Your objective: Copy every record exactly.

Web page and app entries:
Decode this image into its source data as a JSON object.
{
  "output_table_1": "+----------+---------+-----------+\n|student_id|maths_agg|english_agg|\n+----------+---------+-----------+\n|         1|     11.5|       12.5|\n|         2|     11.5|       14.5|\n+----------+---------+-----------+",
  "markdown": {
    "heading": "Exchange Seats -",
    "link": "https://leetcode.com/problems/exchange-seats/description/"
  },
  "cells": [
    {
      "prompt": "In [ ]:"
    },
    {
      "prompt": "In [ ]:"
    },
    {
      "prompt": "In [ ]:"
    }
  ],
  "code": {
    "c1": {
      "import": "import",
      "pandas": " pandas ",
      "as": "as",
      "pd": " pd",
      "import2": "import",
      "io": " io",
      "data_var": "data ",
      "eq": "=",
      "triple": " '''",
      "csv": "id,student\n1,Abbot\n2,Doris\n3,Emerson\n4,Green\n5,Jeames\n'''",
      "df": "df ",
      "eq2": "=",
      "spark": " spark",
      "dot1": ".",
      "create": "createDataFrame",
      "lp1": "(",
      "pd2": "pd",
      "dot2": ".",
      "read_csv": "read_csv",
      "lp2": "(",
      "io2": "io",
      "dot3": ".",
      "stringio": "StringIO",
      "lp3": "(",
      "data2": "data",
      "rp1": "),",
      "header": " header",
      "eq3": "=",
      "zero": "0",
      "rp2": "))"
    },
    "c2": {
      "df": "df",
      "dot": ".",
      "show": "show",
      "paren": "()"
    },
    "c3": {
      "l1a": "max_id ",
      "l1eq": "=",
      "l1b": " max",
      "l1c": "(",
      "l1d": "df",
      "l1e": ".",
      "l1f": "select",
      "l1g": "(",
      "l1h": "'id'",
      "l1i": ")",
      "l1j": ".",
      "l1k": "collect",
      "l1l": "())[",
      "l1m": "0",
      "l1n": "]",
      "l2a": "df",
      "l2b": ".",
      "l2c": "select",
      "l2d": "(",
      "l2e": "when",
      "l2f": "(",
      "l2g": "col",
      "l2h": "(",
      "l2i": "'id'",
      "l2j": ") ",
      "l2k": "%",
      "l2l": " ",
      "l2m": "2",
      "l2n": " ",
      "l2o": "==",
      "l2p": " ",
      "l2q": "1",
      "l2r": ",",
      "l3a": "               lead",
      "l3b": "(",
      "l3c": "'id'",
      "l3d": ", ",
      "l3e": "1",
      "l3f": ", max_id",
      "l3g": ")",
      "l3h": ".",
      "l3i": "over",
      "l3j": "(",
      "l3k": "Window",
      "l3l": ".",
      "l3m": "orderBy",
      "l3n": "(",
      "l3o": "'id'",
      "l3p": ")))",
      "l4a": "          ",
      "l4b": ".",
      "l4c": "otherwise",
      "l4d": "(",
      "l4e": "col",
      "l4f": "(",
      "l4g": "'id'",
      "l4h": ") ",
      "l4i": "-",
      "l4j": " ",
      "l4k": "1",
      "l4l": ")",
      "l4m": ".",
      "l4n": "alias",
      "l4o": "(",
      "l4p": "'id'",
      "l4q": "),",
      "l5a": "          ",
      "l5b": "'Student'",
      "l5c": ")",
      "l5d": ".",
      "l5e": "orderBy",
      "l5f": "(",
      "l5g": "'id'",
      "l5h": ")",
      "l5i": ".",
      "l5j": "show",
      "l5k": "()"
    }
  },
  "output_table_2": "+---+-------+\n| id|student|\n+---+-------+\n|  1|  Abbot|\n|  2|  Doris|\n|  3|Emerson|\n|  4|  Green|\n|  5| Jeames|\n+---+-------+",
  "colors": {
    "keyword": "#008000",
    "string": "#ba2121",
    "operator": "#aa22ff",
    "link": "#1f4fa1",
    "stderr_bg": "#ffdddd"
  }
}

Response:
Decode this image into its source data as a JSON object.
{
  "output_table_1": "+----------+---------+-----------+\n|student_id|maths_agg|english_agg|\n+----------+---------+-----------+\n|         1|     11.5|       12.5|\n|         2|     11.5|       14.5|\n+----------+---------+-----------+",
  "markdown": {
    "heading": "Exchange Seats -",
    "link": "https://leetcode.com/problems/exchange-seats/description/"
  },
  "cells": [
    {
      "prompt": "In [ ]:"
    },
    {
      "prompt": "In [ ]:"
    },
    {
      "prompt": "In [ ]:"
    }
  ],
  "code": {
    "c1": {
      "import": "import",
      "pandas": " pandas ",
      "as": "as",
      "pd": " pd",
      "import2": "import",
      "io": " io",
      "data_var": "data ",
      "eq": "=",
      "triple": " '''",
      "csv": "id,student\n1,Abbot\n2,Doris\n3,Emerson\n4,Green\n5,Jeames\n'''",
      "df": "df ",
      "eq2": "=",
      "spark": " spark",
      "dot1": ".",
      "create": "createDataFrame",
      "lp1": "(",
      "pd2": "pd",
      "dot2": ".",
      "read_csv": "read_csv",
      "lp2": "(",
      "io2": "io",
      "dot3": ".",
      "stringio": "StringIO",
      "lp3": "(",
      "data2": "data",
      "rp1": "),",
      "header": " header",
      "eq3": "=",
      "zero": "0",
      "rp2": "))"
    },
    "c2": {
      "df": "df",
      "dot": ".",
      "show": "show",
      "paren": "()"
    },
    "c3": {
      "l1a": "max_id ",
      "l1eq": "=",
      "l1b": " max",
      "l1c": "(",
      "l1d": "df",
      "l1e": ".",
      "l1f": "select",
      "l1g": "(",
      "l1h": "'id'",
      "l1i": ")",
      "l1j": ".",
      "l1k": "collect",
      "l1l": "())[",
      "l1m": "0",
      "l1n": "]",
      "l2a": "df",
      "l2b": ".",
      "l2c": "select",
      "l2d": "(",
      "l2e": "when",
      "l2f": "(",
      "l2g": "col",
      "l2h": "(",
      "l2i": "'id'",
      "l2j": ") ",
      "l2k": "%",
      "l2l": " ",
      "l2m": "2",
      "l2n": " ",
      "l2o": "==",
      "l2p": " ",
      "l2q": "1",
      "l2r": ",",
      "l3a": "               lead",
      "l3b": "(",
      "l3c": "'id'",
      "l3d": ", ",
      "l3e": "1",
      "l3f": ", max_id",
      "l3g": ")",
      "l3h": ".",
      "l3i": "over",
      "l3j": "(",
      "l3k": "Window",
      "l3l": ".",
      "l3m": "orderBy",
      "l3n": "(",
      "l3o": "'id'",
      "l3p": ")))",
      "l4a": "          ",
      "l4b": ".",
      "l4c": "otherwise",
      "l4d": "(",
      "l4e": "col",
      "l4f": "(",
      "l4g": "'id'",
      "l4h": ") ",
      "l4i": "-",
      "l4j": " ",
      "l4k": "1",
      "l4l": ")",
      "l4m": ".",
      "l4n": "alias",
      "l4o": "(",
      "l4p": "'id'",
      "l4q": "),",
      "l5a": "          ",
      "l5b": "'Student'",
      "l5c": ")",
      "l5d": ".",
      "l5e": "orderBy",
      "l5f": "(",
      "l5g": "'id'",
      "l5h": ")",
      "l5i": ".",
      "l5j": "show",
      "l5k": "()"
    }
  },
  "output_table_2": "+---+-------+\n| id|student|\n+---+-------+\n|  1|  Abbot|\n|  2|  Doris|\n|  3|Emerson|\n|  4|  Green|\n|  5| Jeames|\n+---+-------+",
  "colors": {
    "keyword": "#008000",
    "string": "#ba2121",
    "operator": "#aa22ff",
    "link": "#1f4fa1",
    "stderr_bg": "#ffdddd"
  }
}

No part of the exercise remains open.